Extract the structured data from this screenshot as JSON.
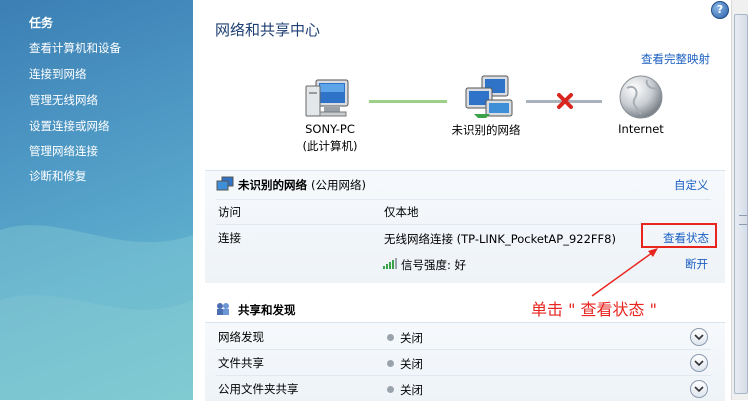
{
  "sidebar": {
    "heading": "任务",
    "items": [
      {
        "label": "查看计算机和设备"
      },
      {
        "label": "连接到网络"
      },
      {
        "label": "管理无线网络"
      },
      {
        "label": "设置连接或网络"
      },
      {
        "label": "管理网络连接"
      },
      {
        "label": "诊断和修复"
      }
    ]
  },
  "header": {
    "title": "网络和共享中心",
    "help": "?"
  },
  "network_map": {
    "view_full_map": "查看完整映射",
    "computer": {
      "name": "SONY-PC",
      "subtitle": "(此计算机)"
    },
    "network": {
      "name": "未识别的网络"
    },
    "internet": {
      "name": "Internet"
    }
  },
  "network_panel": {
    "name": "未识别的网络",
    "type": "(公用网络)",
    "customize": "自定义",
    "rows": [
      {
        "label": "访问",
        "value": "仅本地"
      },
      {
        "label": "连接",
        "value": "无线网络连接 (TP-LINK_PocketAP_922FF8)",
        "action": "查看状态"
      },
      {
        "label": "",
        "value": "信号强度: 好",
        "action": "断开"
      }
    ]
  },
  "annotation": "单击 \" 查看状态 \"",
  "sharing": {
    "heading": "共享和发现",
    "rows": [
      {
        "label": "网络发现",
        "value": "关闭"
      },
      {
        "label": "文件共享",
        "value": "关闭"
      },
      {
        "label": "公用文件夹共享",
        "value": "关闭"
      }
    ]
  },
  "colors": {
    "accent": "#1c60c2",
    "title": "#1e3f74",
    "annotation": "#e8251f",
    "sidebar": "#4d97c4"
  }
}
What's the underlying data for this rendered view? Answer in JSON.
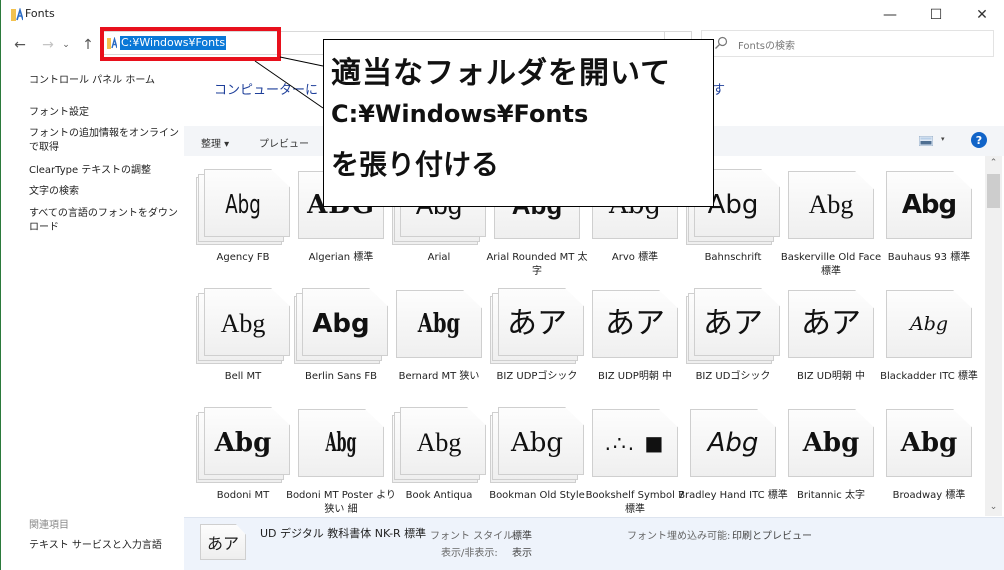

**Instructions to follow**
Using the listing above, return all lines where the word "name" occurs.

**Answer to this problem**
      "name": "SONY-PC",
      "name": "未识别的网络"
      "name": "Internet"
    "name": "未识别的网络",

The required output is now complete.